Your response should contain every line from the data below that holds the string "role".

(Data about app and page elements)
# # # #
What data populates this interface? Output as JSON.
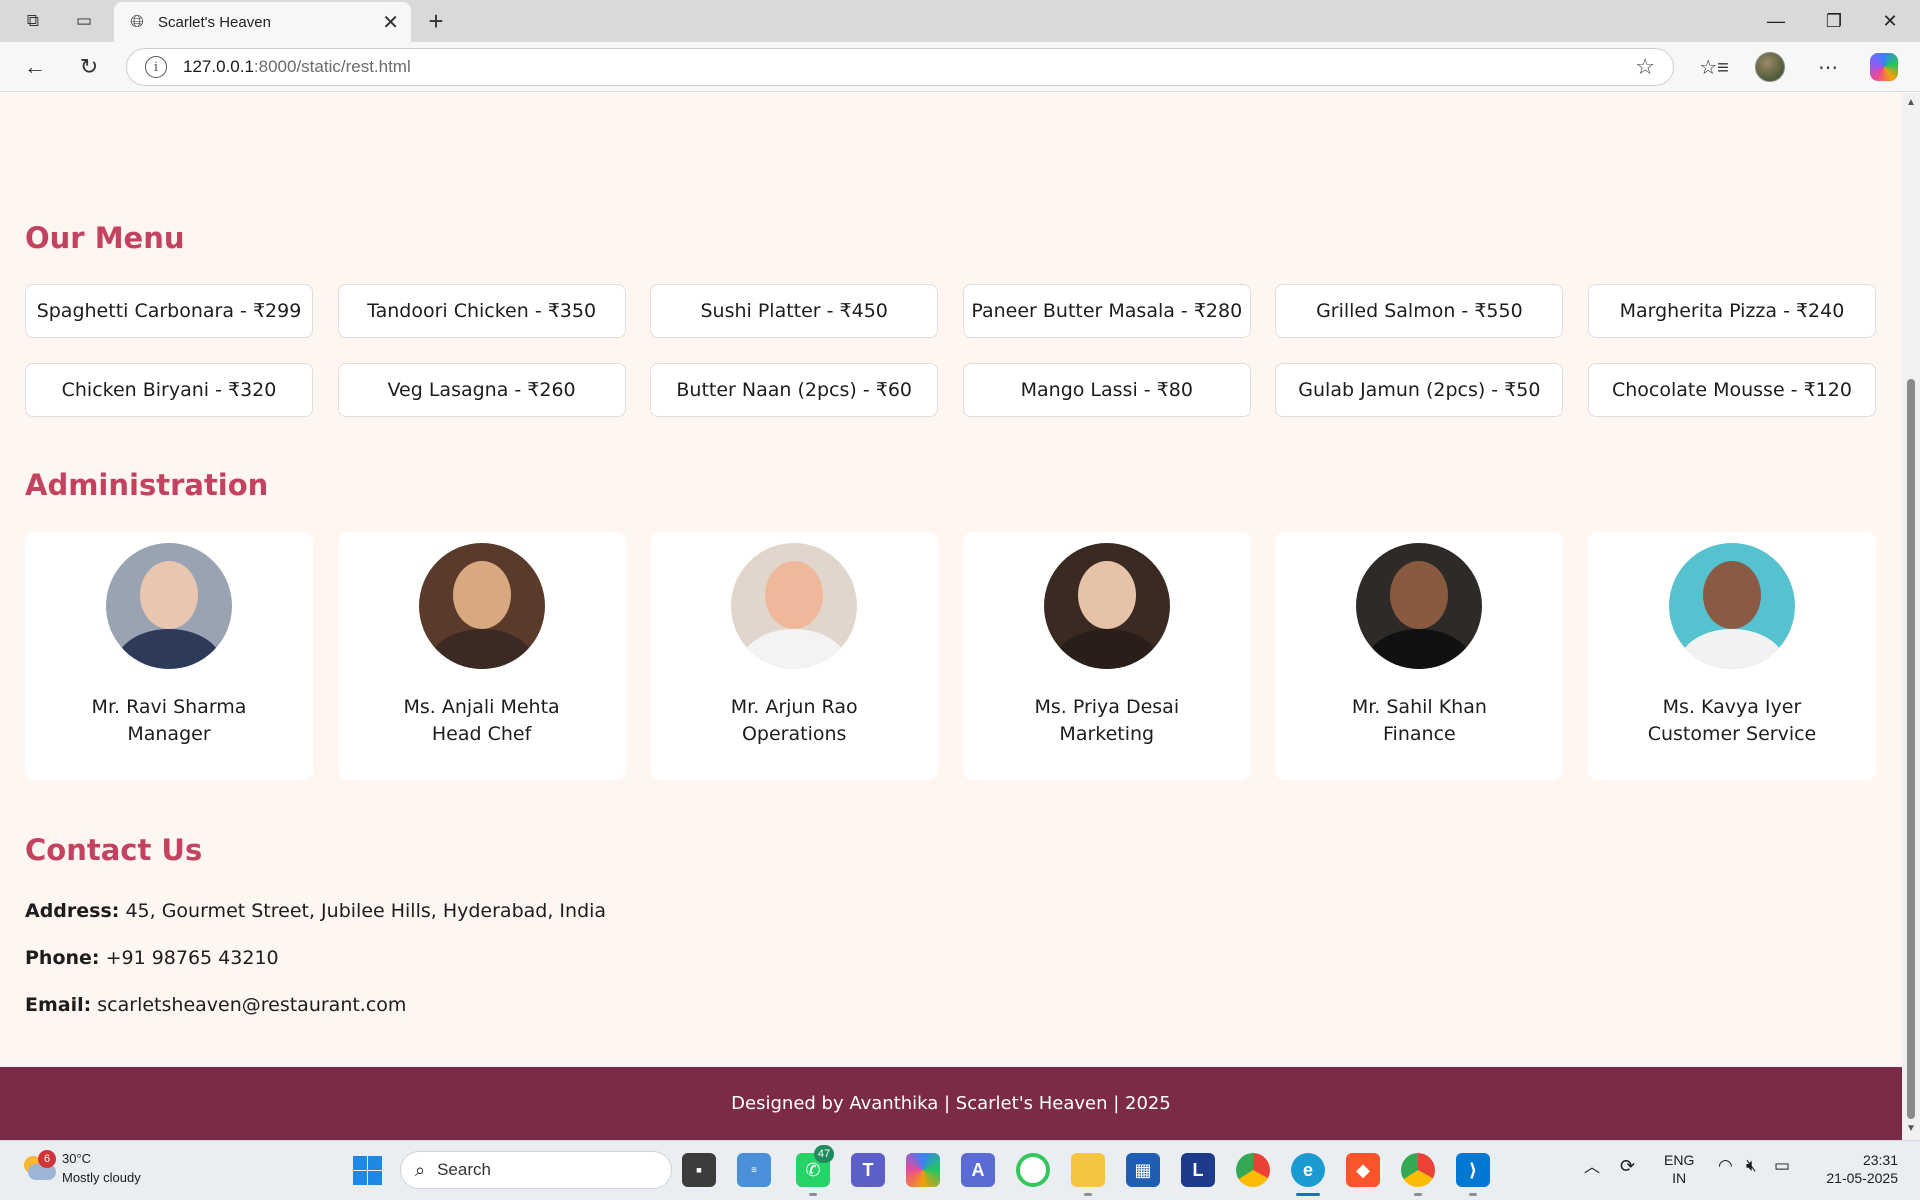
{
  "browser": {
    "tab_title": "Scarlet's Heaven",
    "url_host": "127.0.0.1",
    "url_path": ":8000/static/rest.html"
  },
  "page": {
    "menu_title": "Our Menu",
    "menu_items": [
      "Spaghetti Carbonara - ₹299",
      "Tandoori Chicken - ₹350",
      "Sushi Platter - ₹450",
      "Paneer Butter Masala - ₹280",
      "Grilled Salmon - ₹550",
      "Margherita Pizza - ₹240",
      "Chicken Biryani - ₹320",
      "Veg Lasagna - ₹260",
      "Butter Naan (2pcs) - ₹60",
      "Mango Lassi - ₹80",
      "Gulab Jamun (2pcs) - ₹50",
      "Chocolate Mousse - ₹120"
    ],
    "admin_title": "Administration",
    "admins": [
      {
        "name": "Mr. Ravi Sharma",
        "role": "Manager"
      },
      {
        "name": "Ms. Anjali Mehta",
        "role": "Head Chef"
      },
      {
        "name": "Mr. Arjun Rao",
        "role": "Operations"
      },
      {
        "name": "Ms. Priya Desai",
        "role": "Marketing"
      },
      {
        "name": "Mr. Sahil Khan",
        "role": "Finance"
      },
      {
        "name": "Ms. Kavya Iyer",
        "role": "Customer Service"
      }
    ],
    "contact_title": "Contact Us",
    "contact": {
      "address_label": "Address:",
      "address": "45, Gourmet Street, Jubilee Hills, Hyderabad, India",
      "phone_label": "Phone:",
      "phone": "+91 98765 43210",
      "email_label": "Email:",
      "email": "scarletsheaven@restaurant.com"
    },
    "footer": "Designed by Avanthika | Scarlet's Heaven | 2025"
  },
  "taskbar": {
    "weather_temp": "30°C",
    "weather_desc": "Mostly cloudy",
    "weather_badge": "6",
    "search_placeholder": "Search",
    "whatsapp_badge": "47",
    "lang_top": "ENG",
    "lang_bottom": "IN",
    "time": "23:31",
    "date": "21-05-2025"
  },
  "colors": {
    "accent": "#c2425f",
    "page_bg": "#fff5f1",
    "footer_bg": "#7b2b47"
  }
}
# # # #
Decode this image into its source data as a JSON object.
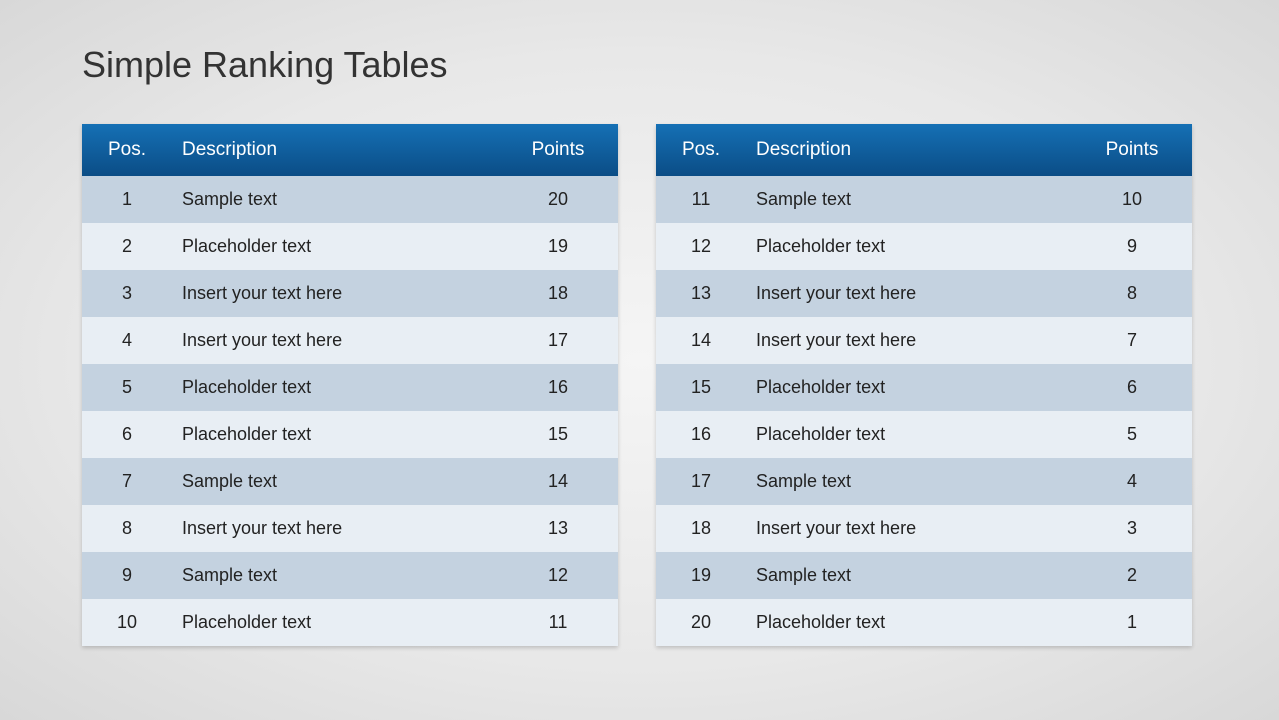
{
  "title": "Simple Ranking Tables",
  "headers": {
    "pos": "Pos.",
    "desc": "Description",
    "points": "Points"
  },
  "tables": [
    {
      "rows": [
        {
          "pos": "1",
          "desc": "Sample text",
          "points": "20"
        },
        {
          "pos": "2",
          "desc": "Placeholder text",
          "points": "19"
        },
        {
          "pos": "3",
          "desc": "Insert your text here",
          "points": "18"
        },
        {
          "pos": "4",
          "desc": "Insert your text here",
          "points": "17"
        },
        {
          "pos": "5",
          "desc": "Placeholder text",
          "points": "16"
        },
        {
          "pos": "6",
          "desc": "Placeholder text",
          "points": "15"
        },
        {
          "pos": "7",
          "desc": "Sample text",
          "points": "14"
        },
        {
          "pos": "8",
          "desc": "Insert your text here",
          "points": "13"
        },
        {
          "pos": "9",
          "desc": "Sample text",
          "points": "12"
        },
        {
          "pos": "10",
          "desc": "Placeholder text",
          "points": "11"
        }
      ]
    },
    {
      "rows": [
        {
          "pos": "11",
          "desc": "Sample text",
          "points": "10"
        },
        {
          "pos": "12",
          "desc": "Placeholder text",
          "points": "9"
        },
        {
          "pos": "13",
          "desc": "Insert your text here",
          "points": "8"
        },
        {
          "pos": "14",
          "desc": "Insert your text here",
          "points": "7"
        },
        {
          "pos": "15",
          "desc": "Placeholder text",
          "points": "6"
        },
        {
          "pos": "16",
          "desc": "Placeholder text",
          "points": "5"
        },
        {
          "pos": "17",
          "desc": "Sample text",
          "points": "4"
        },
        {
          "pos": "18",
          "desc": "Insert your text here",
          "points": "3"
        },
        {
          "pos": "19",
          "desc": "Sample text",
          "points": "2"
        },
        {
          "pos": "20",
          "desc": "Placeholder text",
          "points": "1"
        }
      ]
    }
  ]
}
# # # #
● Result below:
        "role": "Manager"
        "role": "Head Chef"
        "role": "Operations"
        "role": "Marketing"
        "role": "Finance"
        "role": "Customer Service"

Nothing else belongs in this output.